Maclellan's Castle is situated in Dumfries
& Galloway southwest Scotland, 48 miles
east of Stranraer, 27 miles southwest of
Dumfries, in Kirkcudbright town.
The castle and visitor centre have a small
fee to enter, open from 1st April to 30th
September, 9.30 to 5.30. You can tour the
castle interior and kitchens.
MacLellan's Castle was built in the 1570s in
the centre of Kirkcudbright town, next to the
River Dee and harbour.
MacLellan's Castle History
875 - monks from the Holy Isle of
Lindisfarne had to flee Norse invaders with the
bones of St Cuthbert, and sought sanctuary at
It is thought there was a church above the
east side of the town around that time named St
Cuthbert's, where the cemetery is today.
A settlement was probably around the area of
the present day harbour.
1100s - a castle is built a few hundred
yards southwest of where MacLellan's castle
stands today, only the mound and foundations
remain, next to Castledykes Road.
1449 - Greyfriars monastery is built on the
site of the present day MacLellan's castle.
1569 - Thomas MacLellan of Bombie obtained
the site of the ruined Greyfriars monastery.
Stone from the old castle and monastery were
used to build the new castle, only the small
chapel was retained, now known as Greyfriars
Greyfriars Church contains the burial aisle
of the MacLellan family.
1577 - Construction of MacLellan's Castle
1633 - Thomas MacLellan was made 1st Lord
Kirkcudbright. He had served time in prison at
Edinburgh in his younger years for an affray in
Kirkcudbright , and for shooting a relative of
the Minister of Kirkcudbright Church.
Thomas MacLellan obtained land in Ireland
during the Plantation of Ulster, leading to the
family wealth being used up paying for troops
to protect their estates in Ireland.
He was also a Presbyterian involved with the
Covenanters as Scots tried to prevent the king
becoming head of churches in Scotland. He died
1649 - the third Lord Kirkcudbright was
defeated at the Battle of Lisnagarvey in
Ireland, resulting in the family loosing their
1742 - the MacLellan's moved the last of

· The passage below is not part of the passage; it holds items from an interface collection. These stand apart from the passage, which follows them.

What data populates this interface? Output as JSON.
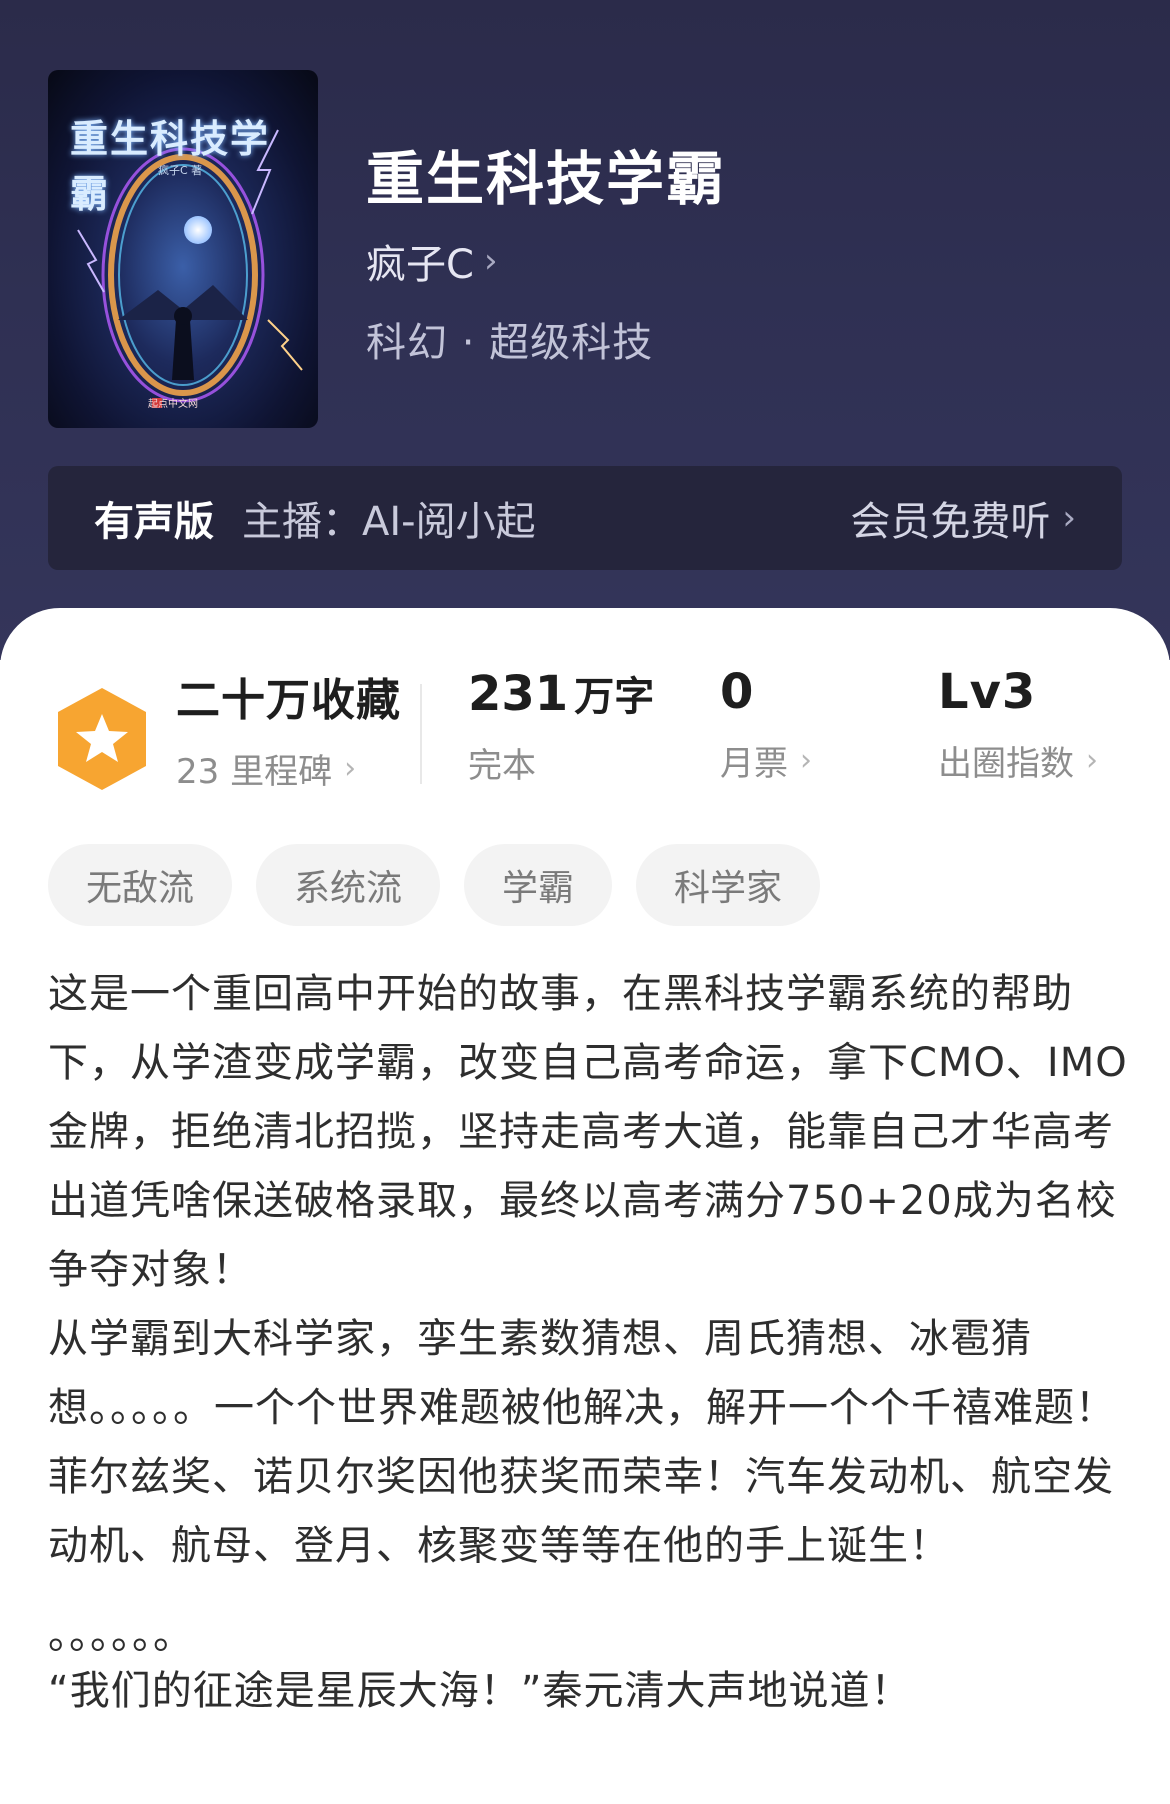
{
  "book": {
    "cover_title": "重生科技学霸",
    "cover_author": "疯子C 著",
    "cover_publisher": "起点中文网",
    "title": "重生科技学霸",
    "author": "疯子C",
    "genre": "科幻 · 超级科技"
  },
  "audio": {
    "label": "有声版",
    "host": "主播：AI-阅小起",
    "link": "会员免费听"
  },
  "stats": {
    "favorites": "二十万收藏",
    "milestones": "23 里程碑",
    "words_number": "231",
    "words_unit": "万字",
    "status": "完本",
    "monthly_votes": "0",
    "monthly_votes_label": "月票",
    "level": "Lv3",
    "level_label": "出圈指数"
  },
  "tags": [
    "无敌流",
    "系统流",
    "学霸",
    "科学家"
  ],
  "description": {
    "p1": "这是一个重回高中开始的故事，在黑科技学霸系统的帮助下，从学渣变成学霸，改变自己高考命运，拿下CMO、IMO金牌，拒绝清北招揽，坚持走高考大道，能靠自己才华高考出道凭啥保送破格录取，最终以高考满分750+20成为名校争夺对象！",
    "p2": "从学霸到大科学家，孪生素数猜想、周氏猜想、冰雹猜想。。。。。一个个世界难题被他解决，解开一个个千禧难题！菲尔兹奖、诺贝尔奖因他获奖而荣幸！汽车发动机、航空发动机、航母、登月、核聚变等等在他的手上诞生！",
    "p3": "。。。。。。",
    "p4": "“我们的征途是星辰大海！”秦元清大声地说道！"
  },
  "colors": {
    "header_bg": "#2f3053",
    "badge_orange": "#f7a531",
    "tag_bg": "#f3f3f3"
  },
  "icons": [
    "chevron-right-icon",
    "star-badge-icon"
  ]
}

their belongings out of the castle as the roof
1912 - the castle was taken over by by
Historic Environment Scotland so the remains
could be preserved to serve as a visitor